Mary Zacaroli Oxford Times
A riveting account of the latest science of the mind..what emerges is a stunning new perspective on what makes us tick - that, rather than being static beings, our various personalities 'form, change, fade away, reform, merge, shrink and grow'
David Shuckman Daily Mail
People vary widely in the number of personalities they have and also in the degree to which their personalities are separated. At one end of the spectrum there are a few who are genuinely "one and the same" in all situatiosns, while at the other there are those whose personalities are so separated from one another that they do not even share the same memories. The vast majority of people are somewhere in the middle.
Answer the folowing questions (ideally with the help of one or more people who know you well) and Score "0" for each "never" 1 for "sometimes " and 2 for "absolutely, all the time.".
1) Do you find your mental skills, including memory for facts, vary from time to time for no obvious reason (eg not connected with tiredness or drinking). For example, are you aware that sometimes you can romp through a crossword puzzle while at other times, given a similar puzzle, you cannot get a single clue?
2) Does your handwriting change noticeably at different times?
3) Do you ever refer to yourself as "we"?
4) Do your personal memories sometimes feel like a film you have seen, rather than something that actually happened to you?
5) Are you called by a number of different names or nicknames and/or do you think of yourself by different names?
6) Are you ever gripped with enthusiasm for a while by a hobby or pastime (DIY, gymnastics, gardening) that you find utterly boring at other times?
7) Do you ever find yourself uttering the phrase "what on earth made me do that?" (or words to that effect)?
8) Do you talk to yourself?
9) Do you have "binges" - of food, cigarettes, or alcohol?
10) Is your behaviour chamelion-like, eg do you find yourself adopting the accent or intonation of the person you are talking to, or putting on a "telephone voice"?
11) Do you swing suddenly from one mood to another for no apparent reason?
12) Do certain circumstances trigger skills or knowledge that is not usually available to you. Eg. In a foreign country do you find yourself speaking the language better than you thought possible?
13) Do your tastes - in food, music, films, literature - differ widely from time to time?
14) When you look in your wardrobe do you see clothes that you cannot imagine wearing and wonder why you bought them?
15) Do vague acquaintances treat you as though they know you far better than you would expect?
16) Do friends and acquaintances refer to events they claim to have shared with you which you cannot recall?
17) Do people you would regard as trustworthy claim you have told them things which you cannot believe you would have said?

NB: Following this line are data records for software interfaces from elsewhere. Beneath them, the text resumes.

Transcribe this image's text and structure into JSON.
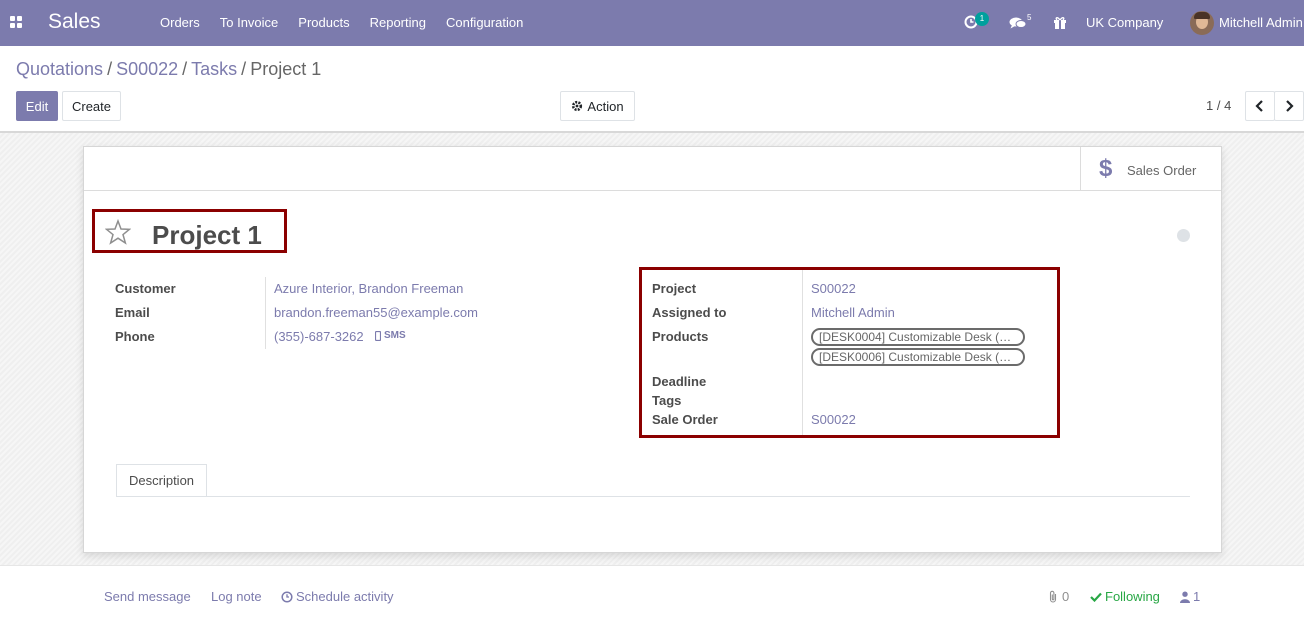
{
  "navbar": {
    "app_name": "Sales",
    "menu": [
      "Orders",
      "To Invoice",
      "Products",
      "Reporting",
      "Configuration"
    ],
    "activity_count": "1",
    "message_count": "5",
    "company": "UK Company",
    "user": "Mitchell Admin",
    "bg_color": "#7c7bad"
  },
  "breadcrumb": {
    "items": [
      "Quotations",
      "S00022",
      "Tasks"
    ],
    "current": "Project 1"
  },
  "toolbar": {
    "edit_label": "Edit",
    "create_label": "Create",
    "action_label": "Action",
    "pager": "1 / 4"
  },
  "smart_button": {
    "label": "Sales Order",
    "icon": "dollar-icon"
  },
  "record": {
    "title": "Project 1",
    "customer_label": "Customer",
    "customer": "Azure Interior, Brandon Freeman",
    "email_label": "Email",
    "email": "brandon.freeman55@example.com",
    "phone_label": "Phone",
    "phone": "(355)-687-3262",
    "sms_label": "SMS",
    "project_label": "Project",
    "project": "S00022",
    "assigned_label": "Assigned to",
    "assigned": "Mitchell Admin",
    "products_label": "Products",
    "products": [
      "[DESK0004] Customizable Desk (…",
      "[DESK0006] Customizable Desk (…"
    ],
    "deadline_label": "Deadline",
    "tags_label": "Tags",
    "sale_order_label": "Sale Order",
    "sale_order": "S00022"
  },
  "tabs": {
    "description": "Description"
  },
  "chatter": {
    "send_message": "Send message",
    "log_note": "Log note",
    "schedule_activity": "Schedule activity",
    "attachments": "0",
    "following": "Following",
    "followers": "1"
  }
}
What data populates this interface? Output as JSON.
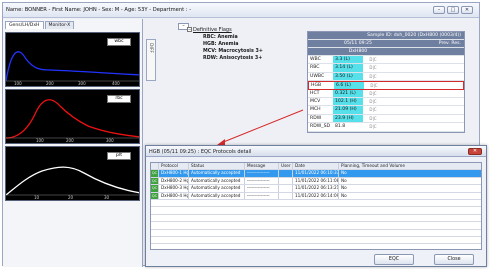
{
  "window": {
    "title": "Name: BONNER - First Name: JOHN - Sex: M - Age: 53Y - Department : -",
    "buttons": [
      "–",
      "□",
      "✕"
    ]
  },
  "left_tabs": [
    "Gens/LH/DxH",
    "Monitor-X"
  ],
  "plots": [
    {
      "label": "wbc",
      "color": "#2233ff",
      "x_ticks": [
        "100",
        "200",
        "300",
        "400"
      ]
    },
    {
      "label": "rbc",
      "color": "#ee1111",
      "x_ticks": [
        "100",
        "200",
        "300"
      ]
    },
    {
      "label": "plt",
      "color": "#ffffff",
      "x_ticks": [
        "10",
        "20",
        "30"
      ]
    }
  ],
  "diff_label": "DIFF",
  "collapse_label": "–",
  "flags": {
    "toggle": "−",
    "heading": "Definitive Flags",
    "items": [
      "RBC: Anemia",
      "HGB: Anemia",
      "MCV: Macrocytosis 3+",
      "RDW: Anisocytosis 3+"
    ]
  },
  "results": {
    "header": {
      "sample": "Sample ID:  dxh_0020 (DxH800 (0003/4))",
      "date": "05/11 09:25",
      "prev": "Prev. Res.",
      "instrument": "DxH800"
    },
    "rows": [
      {
        "param": "WBC",
        "value": "3.3 (L)",
        "flag": "D|C",
        "cyan": true,
        "highlight": false
      },
      {
        "param": "RBC",
        "value": "3.14 (L)",
        "flag": "D|C",
        "cyan": true,
        "highlight": false
      },
      {
        "param": "UWBC",
        "value": "3.50 (L)",
        "flag": "D|C",
        "cyan": true,
        "highlight": false
      },
      {
        "param": "HGB",
        "value": "6.6 (L)",
        "flag": "D|C",
        "cyan": true,
        "highlight": true
      },
      {
        "param": "HCT",
        "value": "0.321 (L)",
        "flag": "D|C",
        "cyan": true,
        "highlight": false
      },
      {
        "param": "MCV",
        "value": "102.1 (H)",
        "flag": "D|C",
        "cyan": true,
        "highlight": false
      },
      {
        "param": "MCH",
        "value": "21.09 (H)",
        "flag": "D|C",
        "cyan": true,
        "highlight": false
      },
      {
        "param": "RDW",
        "value": "23.9 (H)",
        "flag": "D|C",
        "cyan": true,
        "highlight": false
      },
      {
        "param": "RDW_SD",
        "value": "81.8",
        "flag": "D|C",
        "cyan": false,
        "highlight": false
      }
    ]
  },
  "dialog": {
    "title": "HGB (05/11 09:25) : EQC Protocols detail",
    "close": "✕",
    "columns": [
      "Protocol",
      "Status",
      "Message",
      "User",
      "Date",
      "Planning, Timeout and Volume"
    ],
    "rows": [
      {
        "qc": "QC",
        "protocol": "DxH800-1 Hgb",
        "status": "Automatically accepted",
        "message": "---------------",
        "user": "",
        "date": "11/01/2022 06:10:37",
        "planning": "No",
        "selected": true
      },
      {
        "qc": "QC",
        "protocol": "DxH800-2 Hgb",
        "status": "Automatically accepted",
        "message": "---------------",
        "user": "",
        "date": "11/01/2022 06:11:08",
        "planning": "No",
        "selected": false
      },
      {
        "qc": "QC",
        "protocol": "DxH800-3 Hgb",
        "status": "Automatically accepted",
        "message": "---------------",
        "user": "",
        "date": "11/01/2022 06:13:21",
        "planning": "No",
        "selected": false
      },
      {
        "qc": "QC",
        "protocol": "DxH800-4 Hgb",
        "status": "Automatically accepted",
        "message": "---------------",
        "user": "",
        "date": "11/01/2022 06:14:09",
        "planning": "No",
        "selected": false
      }
    ],
    "eqc_label": "EQC",
    "close_label": "Close"
  },
  "colors": {
    "cyan": "#56e0ea",
    "highlight": "#d62a2a",
    "selected": "#3399ee",
    "qc_green": "#3fa23f"
  }
}
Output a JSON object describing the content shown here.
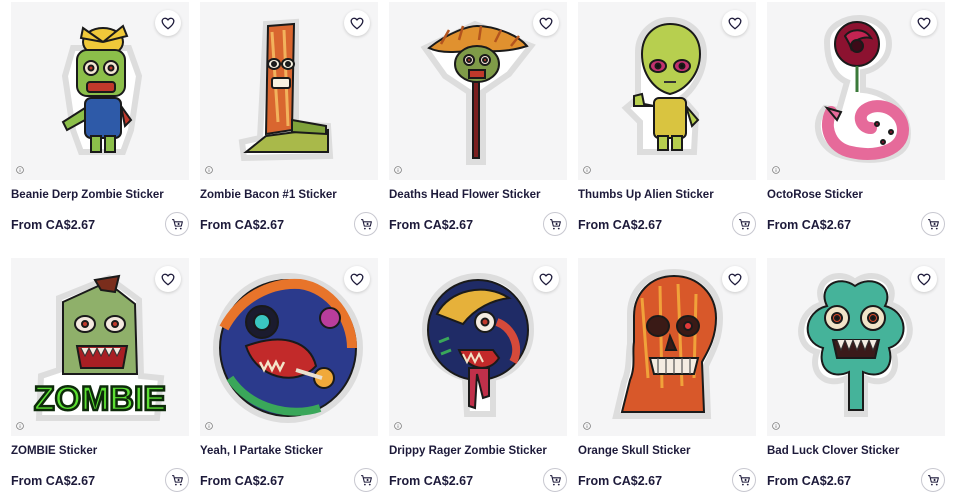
{
  "products": [
    {
      "title": "Beanie Derp Zombie Sticker",
      "price": "From CA$2.67",
      "art": "beanie-zombie"
    },
    {
      "title": "Zombie Bacon #1 Sticker",
      "price": "From CA$2.67",
      "art": "zombie-bacon"
    },
    {
      "title": "Deaths Head Flower Sticker",
      "price": "From CA$2.67",
      "art": "deaths-head-flower"
    },
    {
      "title": "Thumbs Up Alien Sticker",
      "price": "From CA$2.67",
      "art": "thumbs-up-alien"
    },
    {
      "title": "OctoRose Sticker",
      "price": "From CA$2.67",
      "art": "octorose"
    },
    {
      "title": "ZOMBIE Sticker",
      "price": "From CA$2.67",
      "art": "zombie-text"
    },
    {
      "title": "Yeah, I Partake Sticker",
      "price": "From CA$2.67",
      "art": "partake-skull"
    },
    {
      "title": "Drippy Rager Zombie Sticker",
      "price": "From CA$2.67",
      "art": "drippy-rager"
    },
    {
      "title": "Orange Skull Sticker",
      "price": "From CA$2.67",
      "art": "orange-skull"
    },
    {
      "title": "Bad Luck Clover Sticker",
      "price": "From CA$2.67",
      "art": "bad-luck-clover"
    }
  ],
  "art_labels": {
    "zombie_word": "ZOMBIE"
  },
  "icons": {
    "favorite": "heart-icon",
    "cart": "add-to-cart-icon",
    "info": "info-icon"
  },
  "colors": {
    "text": "#1d1a3a",
    "thumb_bg": "#f5f5f6",
    "zombie_green": "#5ce033"
  }
}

18) If you come across something you wrote a while ago - an unposted letter from you to a friend, perhaps, or an old diary or notebook, do you sometimes fail to realise at first that the author is you?
19) Do you find yourself laughing or crying, to your own surprise, for no reason you can think of?
20) Does your level of self-esteem/self-love go up and down regardless of others' expressed opinion of you?
Now add up your total score.
Scoring: Basically, the lower your score the nearer you are towards the singlet end of the spectrum. Most people score between 10- 30. A very low score (less than about 8) can mean one of two things: either you are exceptionally unified, or it means that the personality who completed this questionnaire is unable to see the Others and is answering just for itself. To distinguish between these two, come back to these questions at another time - ideally when you are in a different place, doing a different thing, with different people and at a different time of day. If your score is similar and your answers to each question are more or less the same it is likely that you really are fairly unitary. If the score is different, it suggests that you have at least one more personality than you might at first think.
To find out how your personalities were formed, who they are and how to make sure they work together instead of against one another, buy Multiplicity - the new science of personality, by Rita Carter